With a $1.5 million grant from the United States Department of Transportation, the city Department of Transportation and Economic Development Corporation have been considering multiple scenarios to address Hunts Point traffic — including, initially, the possibility of tearing the Sheridan down. But this summer, the city abruptly informed local residents that the teardown option would no longer be on the table, prompting outrage and widespread speculation that fear of losing the Hunts Point vendors influenced the decision.
“It is really disappointing that it was dropped,” Vanterpool said, but noted the alliance is still pushing for other changes in the area, like improving pedestrian access to the Bronx River and local parks, which are cut off from the community by the Sheridan. The group held a town hall meeting in the Bronx this month to discuss recommendations they are planning to take to the city, including ramps that would provide trucks direct access to the Hunts Point markets from the Bruckner Expressway and new parks and pedestrian connections.
With full removal no longer an option, the city’s study will explore either retaining the expressway as it is, or modifying it — perhaps by turning it into a boulevard. In June, the city received a second, $10 million federal grant that will help update rail facilities near the market, theoretically making it it easier to use rail for Hunts Point deliveries.
Infante noted that small improvements are already underway, thanks to federal mandates such as a 2007 emissions standard for truck engines. The EPA also announced last week that it is intensifying standards for soot pollution; communities out of compliance could risk federal transportation funding if their trucks and factories don’t decrease emissions levels by 2020.
Earlier this year, the New York City Department of Transportation launched a five-year program funded through a $24 million federal grant that offers financial incentives for Hunts Point truckers who replace or retrofit diesel trucks to lower emissions. (Think of it as “cash for clunkers,” but for trucks.) The goal is replace up to 500 trucks serving Hunts Point with newer, greener vehicles, according to Department of Transportation spokesperson Scott Gastel. At the moment, he said, almost 100 trucks are making their way through the application process, which takes between 60 and 90 days.
The city’s program is a “step in the right direction,” Tovar said, effective as long as truck owners decide it’s worth taking the plunge. Overall, she says she’s pleased with the ideas for the area coming from the city’s Economic Development Corporation, but is ready to see action.
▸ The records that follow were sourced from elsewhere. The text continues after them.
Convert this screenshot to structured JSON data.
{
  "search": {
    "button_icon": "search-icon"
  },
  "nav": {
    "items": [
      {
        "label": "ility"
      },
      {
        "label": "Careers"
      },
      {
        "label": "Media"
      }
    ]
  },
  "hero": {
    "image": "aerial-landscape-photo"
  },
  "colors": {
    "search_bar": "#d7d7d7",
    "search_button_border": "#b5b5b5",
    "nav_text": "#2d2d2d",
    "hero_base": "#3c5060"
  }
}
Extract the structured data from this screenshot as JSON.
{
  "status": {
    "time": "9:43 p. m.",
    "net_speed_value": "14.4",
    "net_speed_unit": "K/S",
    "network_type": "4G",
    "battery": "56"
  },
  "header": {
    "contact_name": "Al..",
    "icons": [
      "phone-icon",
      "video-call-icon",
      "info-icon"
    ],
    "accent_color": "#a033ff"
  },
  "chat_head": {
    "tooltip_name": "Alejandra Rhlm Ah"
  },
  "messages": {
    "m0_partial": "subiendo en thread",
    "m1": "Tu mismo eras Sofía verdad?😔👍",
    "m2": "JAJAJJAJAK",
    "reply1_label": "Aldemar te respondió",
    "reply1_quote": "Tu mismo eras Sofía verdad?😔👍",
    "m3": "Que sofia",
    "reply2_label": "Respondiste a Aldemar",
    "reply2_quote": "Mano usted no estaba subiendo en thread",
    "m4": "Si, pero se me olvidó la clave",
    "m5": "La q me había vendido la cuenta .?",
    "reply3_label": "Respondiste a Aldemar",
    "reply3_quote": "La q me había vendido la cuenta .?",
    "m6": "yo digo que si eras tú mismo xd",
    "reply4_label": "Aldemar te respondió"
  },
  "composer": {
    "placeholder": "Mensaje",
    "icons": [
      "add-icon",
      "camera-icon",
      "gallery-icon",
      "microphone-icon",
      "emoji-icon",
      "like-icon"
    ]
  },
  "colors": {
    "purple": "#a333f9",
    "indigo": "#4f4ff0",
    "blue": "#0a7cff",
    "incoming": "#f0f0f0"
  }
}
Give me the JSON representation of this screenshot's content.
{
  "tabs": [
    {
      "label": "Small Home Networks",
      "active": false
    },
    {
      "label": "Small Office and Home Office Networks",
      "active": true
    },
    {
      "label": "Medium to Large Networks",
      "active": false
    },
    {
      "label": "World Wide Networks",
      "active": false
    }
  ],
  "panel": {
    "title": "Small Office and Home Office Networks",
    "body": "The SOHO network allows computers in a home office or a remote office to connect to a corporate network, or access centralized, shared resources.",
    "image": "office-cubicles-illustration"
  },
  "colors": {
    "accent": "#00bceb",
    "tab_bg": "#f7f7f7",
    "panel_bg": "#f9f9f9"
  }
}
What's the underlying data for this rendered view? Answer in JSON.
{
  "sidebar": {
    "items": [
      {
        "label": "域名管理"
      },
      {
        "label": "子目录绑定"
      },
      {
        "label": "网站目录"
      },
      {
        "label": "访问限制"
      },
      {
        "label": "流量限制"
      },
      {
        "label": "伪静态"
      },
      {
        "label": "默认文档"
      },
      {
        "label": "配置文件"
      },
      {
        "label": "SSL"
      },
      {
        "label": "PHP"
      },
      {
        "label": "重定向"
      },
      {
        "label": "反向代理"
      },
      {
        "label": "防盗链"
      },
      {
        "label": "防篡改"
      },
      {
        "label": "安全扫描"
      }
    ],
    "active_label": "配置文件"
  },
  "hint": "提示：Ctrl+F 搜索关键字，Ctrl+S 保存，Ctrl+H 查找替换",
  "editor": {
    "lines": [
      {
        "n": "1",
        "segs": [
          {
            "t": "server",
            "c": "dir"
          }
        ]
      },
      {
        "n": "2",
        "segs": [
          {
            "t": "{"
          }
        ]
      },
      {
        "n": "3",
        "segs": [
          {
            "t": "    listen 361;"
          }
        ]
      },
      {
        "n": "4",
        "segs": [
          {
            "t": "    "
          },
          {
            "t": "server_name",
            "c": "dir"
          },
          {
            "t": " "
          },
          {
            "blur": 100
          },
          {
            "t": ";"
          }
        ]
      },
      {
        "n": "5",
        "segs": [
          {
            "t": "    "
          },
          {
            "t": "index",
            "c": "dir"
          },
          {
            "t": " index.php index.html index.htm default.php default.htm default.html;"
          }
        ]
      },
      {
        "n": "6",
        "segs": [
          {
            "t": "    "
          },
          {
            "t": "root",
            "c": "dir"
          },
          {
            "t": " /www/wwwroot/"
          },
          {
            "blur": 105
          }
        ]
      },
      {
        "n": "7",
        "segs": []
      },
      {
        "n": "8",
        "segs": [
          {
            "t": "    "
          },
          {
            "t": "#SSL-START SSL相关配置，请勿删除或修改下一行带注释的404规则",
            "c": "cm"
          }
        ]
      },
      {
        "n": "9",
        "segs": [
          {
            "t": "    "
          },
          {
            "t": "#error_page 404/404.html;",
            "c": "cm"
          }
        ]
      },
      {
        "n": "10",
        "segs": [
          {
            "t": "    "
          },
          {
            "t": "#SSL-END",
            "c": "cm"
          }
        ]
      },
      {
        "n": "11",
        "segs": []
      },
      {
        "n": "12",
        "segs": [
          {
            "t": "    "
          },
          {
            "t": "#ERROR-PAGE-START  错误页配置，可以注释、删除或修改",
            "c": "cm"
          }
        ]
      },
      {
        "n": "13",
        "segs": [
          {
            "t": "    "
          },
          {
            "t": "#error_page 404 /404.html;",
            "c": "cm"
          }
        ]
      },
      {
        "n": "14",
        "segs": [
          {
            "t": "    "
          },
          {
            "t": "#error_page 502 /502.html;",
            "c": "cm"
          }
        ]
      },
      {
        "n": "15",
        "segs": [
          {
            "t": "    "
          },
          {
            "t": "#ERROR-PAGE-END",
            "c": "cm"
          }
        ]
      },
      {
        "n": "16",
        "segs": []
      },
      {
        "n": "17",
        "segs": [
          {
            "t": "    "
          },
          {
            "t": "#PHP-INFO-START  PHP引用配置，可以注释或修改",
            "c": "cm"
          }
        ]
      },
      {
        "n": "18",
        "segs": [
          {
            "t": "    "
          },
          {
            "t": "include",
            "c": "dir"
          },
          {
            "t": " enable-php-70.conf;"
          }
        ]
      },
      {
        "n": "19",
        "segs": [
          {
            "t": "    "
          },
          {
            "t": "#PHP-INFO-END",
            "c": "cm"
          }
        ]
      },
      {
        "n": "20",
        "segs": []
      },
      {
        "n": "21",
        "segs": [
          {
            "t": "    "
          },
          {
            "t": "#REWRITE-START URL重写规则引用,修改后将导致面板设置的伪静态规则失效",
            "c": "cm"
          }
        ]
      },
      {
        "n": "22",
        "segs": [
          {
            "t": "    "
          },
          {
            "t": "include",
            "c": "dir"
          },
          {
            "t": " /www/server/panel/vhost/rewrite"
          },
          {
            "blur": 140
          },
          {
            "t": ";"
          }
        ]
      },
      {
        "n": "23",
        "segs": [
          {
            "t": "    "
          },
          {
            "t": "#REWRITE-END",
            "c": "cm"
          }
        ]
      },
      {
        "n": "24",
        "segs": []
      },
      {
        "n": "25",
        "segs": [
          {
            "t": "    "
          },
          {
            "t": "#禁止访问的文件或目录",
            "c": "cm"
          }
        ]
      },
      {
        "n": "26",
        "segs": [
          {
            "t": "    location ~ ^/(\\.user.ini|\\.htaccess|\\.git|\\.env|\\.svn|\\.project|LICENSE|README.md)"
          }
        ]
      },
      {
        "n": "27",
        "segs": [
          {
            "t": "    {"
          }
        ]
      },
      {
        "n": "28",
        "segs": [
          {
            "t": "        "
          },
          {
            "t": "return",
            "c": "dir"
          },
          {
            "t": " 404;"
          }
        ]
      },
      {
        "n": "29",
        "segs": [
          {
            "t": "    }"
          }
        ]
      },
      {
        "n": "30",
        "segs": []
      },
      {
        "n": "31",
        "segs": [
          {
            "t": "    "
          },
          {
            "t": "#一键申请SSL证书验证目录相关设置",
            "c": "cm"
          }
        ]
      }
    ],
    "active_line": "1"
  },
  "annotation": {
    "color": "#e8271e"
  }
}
“I do believe they genuinely have the best interest of the community in mind,” she said. “Now it’s just a matter of implementation.”